### EXERCISE DETAILS
All of the data that follows should be retyped exactly as it appears.

### DATA IN THIS EXERCISE
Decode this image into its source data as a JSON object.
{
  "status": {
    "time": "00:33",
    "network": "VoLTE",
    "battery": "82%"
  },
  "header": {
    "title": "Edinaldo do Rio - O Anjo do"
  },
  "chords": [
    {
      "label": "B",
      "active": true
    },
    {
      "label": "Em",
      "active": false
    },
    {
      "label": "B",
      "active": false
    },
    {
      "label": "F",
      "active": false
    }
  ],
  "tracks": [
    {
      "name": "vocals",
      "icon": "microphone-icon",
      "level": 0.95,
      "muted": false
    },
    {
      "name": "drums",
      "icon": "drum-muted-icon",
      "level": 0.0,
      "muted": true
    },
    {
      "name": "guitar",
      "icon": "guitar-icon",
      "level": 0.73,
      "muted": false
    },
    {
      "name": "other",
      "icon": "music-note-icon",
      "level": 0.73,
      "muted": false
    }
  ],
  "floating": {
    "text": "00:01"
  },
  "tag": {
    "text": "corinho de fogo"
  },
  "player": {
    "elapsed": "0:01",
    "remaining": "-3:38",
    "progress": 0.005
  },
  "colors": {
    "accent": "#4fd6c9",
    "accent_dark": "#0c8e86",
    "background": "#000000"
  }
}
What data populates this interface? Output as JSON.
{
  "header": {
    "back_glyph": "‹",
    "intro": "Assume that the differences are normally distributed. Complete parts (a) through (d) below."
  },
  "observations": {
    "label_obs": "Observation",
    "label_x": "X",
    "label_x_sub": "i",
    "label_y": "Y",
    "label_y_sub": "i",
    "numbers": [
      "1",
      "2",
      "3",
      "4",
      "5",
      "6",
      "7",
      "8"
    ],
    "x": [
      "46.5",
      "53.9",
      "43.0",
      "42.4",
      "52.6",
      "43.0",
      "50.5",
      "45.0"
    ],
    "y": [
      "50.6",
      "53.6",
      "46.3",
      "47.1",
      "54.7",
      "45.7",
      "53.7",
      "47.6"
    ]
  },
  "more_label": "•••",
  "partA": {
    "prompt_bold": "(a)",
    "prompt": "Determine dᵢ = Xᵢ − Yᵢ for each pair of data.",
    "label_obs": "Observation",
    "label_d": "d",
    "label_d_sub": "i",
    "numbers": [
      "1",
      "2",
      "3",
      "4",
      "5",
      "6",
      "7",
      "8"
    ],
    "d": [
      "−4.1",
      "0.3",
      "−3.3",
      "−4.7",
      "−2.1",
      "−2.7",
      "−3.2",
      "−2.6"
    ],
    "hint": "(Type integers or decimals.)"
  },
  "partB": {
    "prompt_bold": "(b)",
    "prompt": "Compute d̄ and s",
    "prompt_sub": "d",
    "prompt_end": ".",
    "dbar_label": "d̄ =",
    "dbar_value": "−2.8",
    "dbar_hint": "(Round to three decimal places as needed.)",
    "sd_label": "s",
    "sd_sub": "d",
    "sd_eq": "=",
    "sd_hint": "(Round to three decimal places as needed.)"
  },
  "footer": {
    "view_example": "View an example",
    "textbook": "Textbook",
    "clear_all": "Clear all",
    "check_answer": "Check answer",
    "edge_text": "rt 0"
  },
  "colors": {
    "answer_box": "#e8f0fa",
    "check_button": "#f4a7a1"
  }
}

### ANSWER FOR THE TASK
Decode this image into its source data as a JSON object.
{
  "status": {
    "time": "00:33",
    "network": "VoLTE",
    "battery": "82%"
  },
  "header": {
    "title": "Edinaldo do Rio - O Anjo do"
  },
  "chords": [
    {
      "label": "B",
      "active": true
    },
    {
      "label": "Em",
      "active": false
    },
    {
      "label": "B",
      "active": false
    },
    {
      "label": "F",
      "active": false
    }
  ],
  "tracks": [
    {
      "name": "vocals",
      "icon": "microphone-icon",
      "level": 0.95,
      "muted": false
    },
    {
      "name": "drums",
      "icon": "drum-muted-icon",
      "level": 0.0,
      "muted": true
    },
    {
      "name": "guitar",
      "icon": "guitar-icon",
      "level": 0.73,
      "muted": false
    },
    {
      "name": "other",
      "icon": "music-note-icon",
      "level": 0.73,
      "muted": false
    }
  ],
  "floating": {
    "text": "00:01"
  },
  "tag": {
    "text": "corinho de fogo"
  },
  "player": {
    "elapsed": "0:01",
    "remaining": "-3:38",
    "progress": 0.005
  },
  "colors": {
    "accent": "#4fd6c9",
    "accent_dark": "#0c8e86",
    "background": "#000000"
  }
}
What data populates this interface? Output as JSON.
{
  "header": {
    "back_glyph": "‹",
    "intro": "Assume that the differences are normally distributed. Complete parts (a) through (d) below."
  },
  "observations": {
    "label_obs": "Observation",
    "label_x": "X",
    "label_x_sub": "i",
    "label_y": "Y",
    "label_y_sub": "i",
    "numbers": [
      "1",
      "2",
      "3",
      "4",
      "5",
      "6",
      "7",
      "8"
    ],
    "x": [
      "46.5",
      "53.9",
      "43.0",
      "42.4",
      "52.6",
      "43.0",
      "50.5",
      "45.0"
    ],
    "y": [
      "50.6",
      "53.6",
      "46.3",
      "47.1",
      "54.7",
      "45.7",
      "53.7",
      "47.6"
    ]
  },
  "more_label": "•••",
  "partA": {
    "prompt_bold": "(a)",
    "prompt": "Determine dᵢ = Xᵢ − Yᵢ for each pair of data.",
    "label_obs": "Observation",
    "label_d": "d",
    "label_d_sub": "i",
    "numbers": [
      "1",
      "2",
      "3",
      "4",
      "5",
      "6",
      "7",
      "8"
    ],
    "d": [
      "−4.1",
      "0.3",
      "−3.3",
      "−4.7",
      "−2.1",
      "−2.7",
      "−3.2",
      "−2.6"
    ],
    "hint": "(Type integers or decimals.)"
  },
  "partB": {
    "prompt_bold": "(b)",
    "prompt": "Compute d̄ and s",
    "prompt_sub": "d",
    "prompt_end": ".",
    "dbar_label": "d̄ =",
    "dbar_value": "−2.8",
    "dbar_hint": "(Round to three decimal places as needed.)",
    "sd_label": "s",
    "sd_sub": "d",
    "sd_eq": "=",
    "sd_hint": "(Round to three decimal places as needed.)"
  },
  "footer": {
    "view_example": "View an example",
    "textbook": "Textbook",
    "clear_all": "Clear all",
    "check_answer": "Check answer",
    "edge_text": "rt 0"
  },
  "colors": {
    "answer_box": "#e8f0fa",
    "check_button": "#f4a7a1"
  }
}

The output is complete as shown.